Much of the world’s health care focus lately has been with the on-going COVID-19 pandemic, but as we move through the month of May, recognized as National Stroke Awareness Month, let us not forget those other serious health conditions that require our attention and rapid response.
Every 40 seconds, someone in the United States suffers a stroke. It only takes 12 minutes for a pea-size portion of the brain to die during a stroke. The longer a stroke goes untreated, the greater the risk for permanent disability and death. But, the good news is that more than 80 percent of strokes are preventable. Understanding the causes and warning signs of a stroke could save a life.
What is a stroke?
A stroke is essentially a brain attack that occurs when blood flow to an area of brain is cut off and causes lack of oxygen to brain tissue.
When brain cells do not get oxygen, they die, it’s important to get treatment as soon as possible. A delay in treatment increases the risk of permanent brain damage or even death.
Strokes can be one of the most devastating emergency conditions that can strike. But they don’t have to be. Recognizing the symptoms of a stroke, and getting care quickly gives you the best possibility of restoring full health.
Stroke Risk Factors
Anyone can have a stroke, at any age, at any time. Most strokes can be prevented by keeping medical conditions under control and making positive lifestyle changes.
Once these factors have been identified, it is best to work with your health care provider to establish how you can reduce your risk.
Medical Risk Factors:
- High Blood Pressure
- High Cholesterol
- Heart Disease
Lifestyle Risk Factors:
- Tobacco Use
- Physical Activity
Recognize: What are Symptoms of a Stroke?
- Numbness or weakness of face, arm or leg, particularly on one side
- Confusion, trouble speaking
- Dizziness, trouble walking, loss of coordination
- Severe headache with unknown cause
Respond: What to do if you expect stroke?
Knowing your risk factors is only half the battle. Strokes can happen suddenly, anytime and anywhere. If you think you or someone else may be having a stroke, act F.A.S.T.
Ask the person to smile. Does one side of their face droop?
Ask the person to raise both arms, Does one arm drift downward?
Ask the person to repeat a simple phrase.
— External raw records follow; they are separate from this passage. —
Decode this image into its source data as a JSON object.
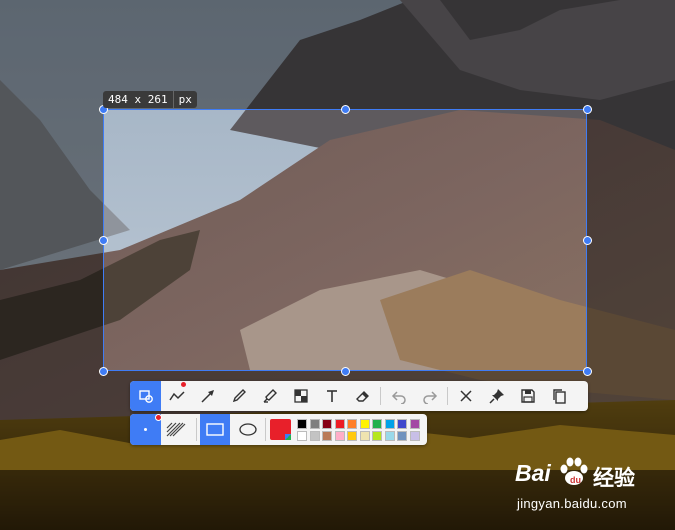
{
  "selection": {
    "size": "484 x 261",
    "unit": "px"
  },
  "watermark": {
    "brand_prefix": "Bai",
    "brand_suffix": "经验",
    "url": "jingyan.baidu.com"
  },
  "toolbar": {
    "tools": [
      "selection-shapes-icon",
      "polyline-icon",
      "arrow-icon",
      "pencil-icon",
      "highlighter-icon",
      "mosaic-icon",
      "text-icon",
      "eraser-icon",
      "undo-icon",
      "redo-icon",
      "cancel-icon",
      "pin-icon",
      "save-icon",
      "copy-icon"
    ]
  },
  "subbar": {
    "selected_color": "#e8202a",
    "palette_top": [
      "#000000",
      "#7f7f7f",
      "#880015",
      "#ed1c24",
      "#ff7f27",
      "#fff200",
      "#22b14c",
      "#00a2e8",
      "#3f48cc",
      "#a349a4"
    ],
    "palette_bottom": [
      "#ffffff",
      "#c3c3c3",
      "#b97a57",
      "#ffaec9",
      "#ffc90e",
      "#efe4b0",
      "#b5e61d",
      "#99d9ea",
      "#7092be",
      "#c8bfe7"
    ]
  },
  "colors": {
    "accent": "#3f7cf5",
    "toolbar_bg": "#f4f4f4"
  }
}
Is their speech slurred?
If you see any of these signs call 9-1-1 right away.
To learn more about stroke care at Adena, visit adena.org/stroke.